Being an enumeration of the known gods of this world…
There are literally thousands of gods in the world and not even the oldest and wisest sages claim to know the names and natures all of them. Most temples and churches in the world are dedicated not to a single deity, but are rather filled with shrines to many gods—typically any and all that the builders of the edifice had knowledge of, and often with space set aside for as-yet-unknown gods. There are gods representing every minute aspect of life. There may be both a god of persimmon trees and a god of rotting persimmon fruit, gods of men who lust after elven maids, and gods of men who lust after elven males. No portfolio is too petty or too specific for there to be a god to oversee it.
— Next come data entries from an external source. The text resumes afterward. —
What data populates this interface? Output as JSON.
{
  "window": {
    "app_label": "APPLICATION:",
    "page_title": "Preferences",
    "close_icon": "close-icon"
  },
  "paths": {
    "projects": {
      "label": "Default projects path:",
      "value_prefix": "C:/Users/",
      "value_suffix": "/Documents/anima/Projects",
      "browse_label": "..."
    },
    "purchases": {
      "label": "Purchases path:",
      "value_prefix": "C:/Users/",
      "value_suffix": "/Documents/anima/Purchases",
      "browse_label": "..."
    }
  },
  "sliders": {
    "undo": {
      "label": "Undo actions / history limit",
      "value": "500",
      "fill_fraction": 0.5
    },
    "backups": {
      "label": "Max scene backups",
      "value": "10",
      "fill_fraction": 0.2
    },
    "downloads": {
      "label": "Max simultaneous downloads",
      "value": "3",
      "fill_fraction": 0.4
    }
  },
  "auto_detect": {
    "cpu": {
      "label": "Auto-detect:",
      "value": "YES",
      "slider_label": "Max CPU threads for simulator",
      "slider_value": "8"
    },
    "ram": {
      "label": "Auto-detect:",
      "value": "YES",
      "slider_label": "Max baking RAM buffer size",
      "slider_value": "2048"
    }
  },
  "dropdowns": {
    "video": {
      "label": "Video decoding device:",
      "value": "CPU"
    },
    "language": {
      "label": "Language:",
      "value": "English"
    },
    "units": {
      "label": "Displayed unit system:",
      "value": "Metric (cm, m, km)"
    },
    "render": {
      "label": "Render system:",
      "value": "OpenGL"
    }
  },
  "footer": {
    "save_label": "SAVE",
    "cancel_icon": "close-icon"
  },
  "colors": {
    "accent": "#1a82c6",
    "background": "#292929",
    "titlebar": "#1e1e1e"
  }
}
Most common people are Pantheists. They tend to be highly spiritual and superstitious, praying often. They do not have patron deities, but rather pray to whatever god or gods might have power over the present situation. If they do not know what god rules their current predicament, they will go with the generic and pray to them all. Sometimes a particularly charismatic priest will convince a small village to devote the majority of their worship to a single deity. In these rare cases, the god in question may gain sufficient power to have more than one priest (sometimes as many as three or even four).
Priests and similar classes always worship their own single, specific god. Indeed, no god grants spells to more than a single faithful servant (none is so powerful as to do more). Players are encouraged to make up the details of their chosen god. Regardless of deity or domain, no character can cast the Raise Dead spell, nor any similar spell that would restore life to a dead character (see Life, Death, and What Comes After).
The one exception to this general pantheism is Dormin, the god of the giants. Dormin is the only god of any significant power (by traditional D&D standards), and is the only god able to grant his priests the ability to raise the dead—and, indeed, the only god powerful enough to have more than one divine spellcaster in their service. Dormin’s faithful (known as “Puritans”) are monotheistic, seeing all other gods and their priests as beneath them (which is true). Similarly all other priests (and the vast majority of the common folk) view Dormin as the ultimate source of Evil, and his followers as the worst kind of heretics. All priests of Dormin are “Clerics” (in the traditional D&D class sense of the term), and, likewise, all members of the Cleric class must worship Dormin. Despite their general perception by the populace of the Empire, Puritans may be of any alignment.
One cannot possibly list all of the petty gods of the world. The All-Embracing church recognizes the gods of Egypt, the gods and deified emperors of Rome, the gods of the Germanic peoples, the gods of Mycenaea, the god of Abraham, the gods of the Indians, the gods of the Hindus, the gods of the Australian aborigines, various Saints, the gods of the various Fey races, the gods of various Realms lost and forgotten, and thousands of others.
Here are but a few examples of the known gods. As other deities are discovered and their servant interacted with, they will be added to this list.
|Deity Name||Portfolio||Deity’s Priest|
|Dormin||Giants, Dark Magic, Resurrection||Multiplicitous|
|Vorn||Civic ironworks rusted by rain|
|Tittivilla||Breeding of horned animals|
|Saint Siavacia||Humans who wish to become snakes|
|Gnowee||Women who search for lost children|
|Enki||Written inscriptions in metal or clay|
|“Chris”||Renaming of people or ships|